In the run-up to the budget, there has been debate over the government’s revenue numbers, the true extent of the fiscal slippage, off-budget borrowings by public sector companies, and their impact on monetary policy. Tax collection data shows that central goods and services tax collections (CGST) would have to grow by 34 per cent in FY20, and income tax collections would have to rise by 35 per cent to meet the FY20 interim budget targets. Meeting these targets is a tall order. While the finance minister could consider revising the interim budget targets, adhering to expenditure targets could imply a minor fiscal slippage resulting in higher government borrowings. Apart from the possible inflationary consequences, higher government borrowings could crowd-out the private sector in the face of declining household savings. This concern was articulated by Deputy Governor Acharya in the last MPC meeting. Chetan Ghate, too, flagged these risks. But MPC member Ravindra Dholakia has argued the opposite. Making the case for counter-cyclical policy — greater government spending during a cyclical downturn — Dholakia has argued that a minor fiscal slippage is unlikely to be inflationary in the current environment when demand continues to be subdued.

Dholakia’s view seems to resonate with other MPC members, including RBI Governor Shaktikanta Das. Other members, Pami Dua and Michael Patra, too, appear to be more mindful of growth concerns.
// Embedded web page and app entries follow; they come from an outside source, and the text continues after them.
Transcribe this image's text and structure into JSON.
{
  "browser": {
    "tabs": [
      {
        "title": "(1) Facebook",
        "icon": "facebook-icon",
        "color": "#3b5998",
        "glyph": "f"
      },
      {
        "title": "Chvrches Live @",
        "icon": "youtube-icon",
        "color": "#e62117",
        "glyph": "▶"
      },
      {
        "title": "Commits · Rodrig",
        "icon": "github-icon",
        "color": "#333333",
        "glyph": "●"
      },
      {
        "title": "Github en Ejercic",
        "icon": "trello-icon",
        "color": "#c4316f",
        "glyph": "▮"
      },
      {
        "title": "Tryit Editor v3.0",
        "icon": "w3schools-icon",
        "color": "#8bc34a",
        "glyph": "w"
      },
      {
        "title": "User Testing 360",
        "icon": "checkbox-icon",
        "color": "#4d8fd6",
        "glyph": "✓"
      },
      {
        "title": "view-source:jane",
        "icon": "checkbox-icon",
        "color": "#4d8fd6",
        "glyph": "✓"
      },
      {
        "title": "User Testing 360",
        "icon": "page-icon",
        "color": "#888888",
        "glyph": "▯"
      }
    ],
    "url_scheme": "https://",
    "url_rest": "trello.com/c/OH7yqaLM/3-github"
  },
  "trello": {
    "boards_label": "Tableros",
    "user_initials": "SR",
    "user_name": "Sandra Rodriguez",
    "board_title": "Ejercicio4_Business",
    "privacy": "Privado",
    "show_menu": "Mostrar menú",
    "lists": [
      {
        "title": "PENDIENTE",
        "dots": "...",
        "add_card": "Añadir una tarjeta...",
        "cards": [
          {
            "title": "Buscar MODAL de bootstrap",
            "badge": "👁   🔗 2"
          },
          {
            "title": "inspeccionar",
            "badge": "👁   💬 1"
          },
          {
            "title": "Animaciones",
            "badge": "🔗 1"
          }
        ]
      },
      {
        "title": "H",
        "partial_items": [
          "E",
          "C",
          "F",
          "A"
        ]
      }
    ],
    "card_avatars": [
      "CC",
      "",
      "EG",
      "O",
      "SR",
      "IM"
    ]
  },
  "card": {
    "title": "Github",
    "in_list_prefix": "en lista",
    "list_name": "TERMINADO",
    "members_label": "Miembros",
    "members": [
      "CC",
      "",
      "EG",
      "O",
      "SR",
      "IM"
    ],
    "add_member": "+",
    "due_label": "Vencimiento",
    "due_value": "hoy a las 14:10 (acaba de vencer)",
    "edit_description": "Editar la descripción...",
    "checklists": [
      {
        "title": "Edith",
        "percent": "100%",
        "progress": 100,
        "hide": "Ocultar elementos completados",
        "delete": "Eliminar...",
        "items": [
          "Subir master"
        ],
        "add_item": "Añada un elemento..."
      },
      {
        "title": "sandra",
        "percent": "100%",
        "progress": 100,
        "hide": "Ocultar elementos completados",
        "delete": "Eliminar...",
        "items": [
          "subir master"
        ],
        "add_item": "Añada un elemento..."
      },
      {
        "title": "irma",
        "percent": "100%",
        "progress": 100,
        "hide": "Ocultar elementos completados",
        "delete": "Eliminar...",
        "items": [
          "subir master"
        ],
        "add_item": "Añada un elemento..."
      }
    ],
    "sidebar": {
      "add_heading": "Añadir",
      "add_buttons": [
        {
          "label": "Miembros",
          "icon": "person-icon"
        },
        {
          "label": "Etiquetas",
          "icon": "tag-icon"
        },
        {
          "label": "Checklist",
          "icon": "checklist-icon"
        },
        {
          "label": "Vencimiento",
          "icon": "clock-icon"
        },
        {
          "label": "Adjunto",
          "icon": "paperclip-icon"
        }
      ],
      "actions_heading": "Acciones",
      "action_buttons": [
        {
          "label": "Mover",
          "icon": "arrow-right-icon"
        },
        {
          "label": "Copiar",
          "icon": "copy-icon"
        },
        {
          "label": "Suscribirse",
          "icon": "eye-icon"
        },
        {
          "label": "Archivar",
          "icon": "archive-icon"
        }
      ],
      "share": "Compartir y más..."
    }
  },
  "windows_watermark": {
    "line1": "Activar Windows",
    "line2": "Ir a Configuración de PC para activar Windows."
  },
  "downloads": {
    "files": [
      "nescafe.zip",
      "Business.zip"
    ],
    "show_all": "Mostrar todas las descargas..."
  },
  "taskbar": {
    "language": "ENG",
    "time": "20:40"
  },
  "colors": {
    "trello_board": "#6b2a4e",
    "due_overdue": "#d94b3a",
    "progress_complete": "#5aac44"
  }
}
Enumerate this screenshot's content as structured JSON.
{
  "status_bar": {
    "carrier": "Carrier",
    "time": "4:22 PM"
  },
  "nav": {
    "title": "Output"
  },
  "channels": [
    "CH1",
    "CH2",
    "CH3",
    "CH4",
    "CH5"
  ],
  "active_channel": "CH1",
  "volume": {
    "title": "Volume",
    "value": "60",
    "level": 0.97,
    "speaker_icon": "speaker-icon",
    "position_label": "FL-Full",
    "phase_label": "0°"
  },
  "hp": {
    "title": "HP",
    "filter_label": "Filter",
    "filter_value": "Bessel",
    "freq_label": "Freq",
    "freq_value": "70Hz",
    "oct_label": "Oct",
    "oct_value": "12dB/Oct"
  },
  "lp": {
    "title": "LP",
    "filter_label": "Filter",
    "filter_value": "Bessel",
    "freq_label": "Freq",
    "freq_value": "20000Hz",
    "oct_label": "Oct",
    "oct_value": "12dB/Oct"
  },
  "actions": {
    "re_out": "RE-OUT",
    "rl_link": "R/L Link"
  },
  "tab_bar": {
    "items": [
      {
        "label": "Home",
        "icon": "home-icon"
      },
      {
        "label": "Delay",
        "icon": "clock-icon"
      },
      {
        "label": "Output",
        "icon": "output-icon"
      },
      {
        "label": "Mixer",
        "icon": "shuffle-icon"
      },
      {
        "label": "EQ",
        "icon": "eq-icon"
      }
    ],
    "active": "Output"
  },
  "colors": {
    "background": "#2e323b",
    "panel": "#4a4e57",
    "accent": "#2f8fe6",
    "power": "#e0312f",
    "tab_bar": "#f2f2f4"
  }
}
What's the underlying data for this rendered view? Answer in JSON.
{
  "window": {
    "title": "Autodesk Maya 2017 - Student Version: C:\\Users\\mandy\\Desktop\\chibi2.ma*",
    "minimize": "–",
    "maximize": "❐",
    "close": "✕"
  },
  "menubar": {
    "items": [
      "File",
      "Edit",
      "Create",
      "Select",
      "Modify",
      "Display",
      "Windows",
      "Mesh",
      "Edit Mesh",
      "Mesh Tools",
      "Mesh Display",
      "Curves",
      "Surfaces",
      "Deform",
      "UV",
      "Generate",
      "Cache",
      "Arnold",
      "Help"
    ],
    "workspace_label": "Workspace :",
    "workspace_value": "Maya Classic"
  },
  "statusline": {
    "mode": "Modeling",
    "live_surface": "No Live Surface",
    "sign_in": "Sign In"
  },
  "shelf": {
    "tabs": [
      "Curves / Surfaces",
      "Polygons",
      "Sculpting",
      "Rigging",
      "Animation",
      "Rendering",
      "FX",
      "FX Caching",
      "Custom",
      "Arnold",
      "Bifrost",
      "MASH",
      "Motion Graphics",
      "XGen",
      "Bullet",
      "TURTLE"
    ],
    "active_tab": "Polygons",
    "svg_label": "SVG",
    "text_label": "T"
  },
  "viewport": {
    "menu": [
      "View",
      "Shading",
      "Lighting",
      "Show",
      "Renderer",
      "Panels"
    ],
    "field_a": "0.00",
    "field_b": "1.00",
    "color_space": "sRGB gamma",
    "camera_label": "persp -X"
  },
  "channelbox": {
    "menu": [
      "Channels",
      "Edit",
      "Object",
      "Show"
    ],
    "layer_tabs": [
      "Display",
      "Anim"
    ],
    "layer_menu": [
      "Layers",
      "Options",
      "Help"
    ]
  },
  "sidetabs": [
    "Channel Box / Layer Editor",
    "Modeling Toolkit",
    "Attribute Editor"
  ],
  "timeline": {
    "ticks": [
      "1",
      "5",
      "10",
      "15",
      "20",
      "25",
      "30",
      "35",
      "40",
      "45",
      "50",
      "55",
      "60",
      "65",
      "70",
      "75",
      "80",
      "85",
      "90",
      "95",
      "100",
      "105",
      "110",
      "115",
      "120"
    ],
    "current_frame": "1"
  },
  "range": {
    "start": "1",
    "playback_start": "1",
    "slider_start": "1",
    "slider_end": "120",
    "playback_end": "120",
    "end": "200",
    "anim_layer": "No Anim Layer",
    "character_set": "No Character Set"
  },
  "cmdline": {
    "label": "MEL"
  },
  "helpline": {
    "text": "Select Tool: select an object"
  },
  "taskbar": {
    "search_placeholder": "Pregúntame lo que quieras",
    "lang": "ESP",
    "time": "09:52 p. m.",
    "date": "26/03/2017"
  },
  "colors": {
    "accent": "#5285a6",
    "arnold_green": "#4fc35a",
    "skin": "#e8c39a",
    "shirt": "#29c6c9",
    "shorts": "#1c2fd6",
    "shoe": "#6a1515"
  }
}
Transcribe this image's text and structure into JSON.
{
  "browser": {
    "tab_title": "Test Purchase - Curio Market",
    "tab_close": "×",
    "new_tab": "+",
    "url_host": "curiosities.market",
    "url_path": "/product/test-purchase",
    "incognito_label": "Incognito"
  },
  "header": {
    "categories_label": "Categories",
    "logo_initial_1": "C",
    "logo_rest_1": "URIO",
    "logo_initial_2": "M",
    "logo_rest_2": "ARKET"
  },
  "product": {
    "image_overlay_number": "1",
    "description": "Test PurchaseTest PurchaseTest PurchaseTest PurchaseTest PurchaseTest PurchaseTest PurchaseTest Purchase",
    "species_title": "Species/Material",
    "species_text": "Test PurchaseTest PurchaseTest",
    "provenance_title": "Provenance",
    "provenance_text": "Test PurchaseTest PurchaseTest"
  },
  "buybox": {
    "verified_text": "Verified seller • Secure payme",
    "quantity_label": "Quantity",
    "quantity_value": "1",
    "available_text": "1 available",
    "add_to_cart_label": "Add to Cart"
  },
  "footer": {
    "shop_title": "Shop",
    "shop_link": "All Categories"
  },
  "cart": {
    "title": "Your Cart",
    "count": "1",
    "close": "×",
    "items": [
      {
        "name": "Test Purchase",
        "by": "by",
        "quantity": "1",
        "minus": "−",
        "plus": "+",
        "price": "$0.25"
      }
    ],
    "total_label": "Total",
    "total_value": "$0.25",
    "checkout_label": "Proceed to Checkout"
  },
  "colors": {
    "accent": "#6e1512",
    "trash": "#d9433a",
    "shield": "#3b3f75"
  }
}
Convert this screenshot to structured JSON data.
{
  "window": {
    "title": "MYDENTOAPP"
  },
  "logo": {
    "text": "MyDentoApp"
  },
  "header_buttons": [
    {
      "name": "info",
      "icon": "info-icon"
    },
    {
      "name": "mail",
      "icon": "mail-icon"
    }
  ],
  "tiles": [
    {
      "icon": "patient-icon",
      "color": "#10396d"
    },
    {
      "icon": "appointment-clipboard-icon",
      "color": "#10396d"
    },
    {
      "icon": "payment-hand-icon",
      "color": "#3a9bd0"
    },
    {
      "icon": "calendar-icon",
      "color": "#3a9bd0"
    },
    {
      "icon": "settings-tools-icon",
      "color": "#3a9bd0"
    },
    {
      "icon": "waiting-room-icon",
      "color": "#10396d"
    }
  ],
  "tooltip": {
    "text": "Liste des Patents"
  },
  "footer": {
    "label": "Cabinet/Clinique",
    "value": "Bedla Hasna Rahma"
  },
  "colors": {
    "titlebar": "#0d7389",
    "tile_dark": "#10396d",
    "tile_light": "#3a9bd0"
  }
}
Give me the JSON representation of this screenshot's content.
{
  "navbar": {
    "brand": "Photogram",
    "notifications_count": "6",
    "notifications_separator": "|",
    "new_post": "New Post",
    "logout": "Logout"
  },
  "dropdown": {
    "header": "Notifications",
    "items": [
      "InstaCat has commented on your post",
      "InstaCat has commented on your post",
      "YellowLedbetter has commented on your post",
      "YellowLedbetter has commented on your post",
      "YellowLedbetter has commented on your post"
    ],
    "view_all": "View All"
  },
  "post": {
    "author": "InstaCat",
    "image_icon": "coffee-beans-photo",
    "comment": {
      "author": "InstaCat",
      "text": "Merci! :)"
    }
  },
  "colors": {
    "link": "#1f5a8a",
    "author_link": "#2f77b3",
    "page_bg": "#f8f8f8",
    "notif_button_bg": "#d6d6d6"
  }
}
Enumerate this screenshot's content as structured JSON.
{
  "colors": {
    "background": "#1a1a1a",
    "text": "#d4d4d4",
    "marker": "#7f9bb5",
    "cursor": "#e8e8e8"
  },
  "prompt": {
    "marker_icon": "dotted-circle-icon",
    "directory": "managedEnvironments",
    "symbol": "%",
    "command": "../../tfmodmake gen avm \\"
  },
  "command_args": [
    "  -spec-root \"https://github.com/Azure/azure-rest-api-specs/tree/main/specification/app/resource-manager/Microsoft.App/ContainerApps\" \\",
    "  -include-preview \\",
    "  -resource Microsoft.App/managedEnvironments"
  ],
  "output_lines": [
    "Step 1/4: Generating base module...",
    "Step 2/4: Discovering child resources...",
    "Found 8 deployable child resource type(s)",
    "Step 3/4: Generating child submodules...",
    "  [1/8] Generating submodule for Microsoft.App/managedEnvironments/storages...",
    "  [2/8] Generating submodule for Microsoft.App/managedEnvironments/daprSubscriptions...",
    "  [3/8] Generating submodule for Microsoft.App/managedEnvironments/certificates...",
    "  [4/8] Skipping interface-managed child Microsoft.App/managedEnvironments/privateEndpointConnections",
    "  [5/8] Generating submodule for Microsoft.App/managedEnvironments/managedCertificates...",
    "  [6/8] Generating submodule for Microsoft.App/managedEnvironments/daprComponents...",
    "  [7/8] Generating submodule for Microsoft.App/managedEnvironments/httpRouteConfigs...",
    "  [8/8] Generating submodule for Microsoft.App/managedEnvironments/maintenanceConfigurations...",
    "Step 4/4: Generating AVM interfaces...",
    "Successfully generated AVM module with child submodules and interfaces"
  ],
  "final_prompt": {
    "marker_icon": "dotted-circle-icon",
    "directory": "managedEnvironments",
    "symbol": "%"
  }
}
With the slowdown in economic activity more entrenched than was previously believed, clearly the primary objective appears to be that of reviving growth, discounting concerns of fiscal slippage and upside risks to inflation. On balance, it appears that the committee may end up voting 4-2 in favour of a further easing in August, irrespective of the fiscal slippage.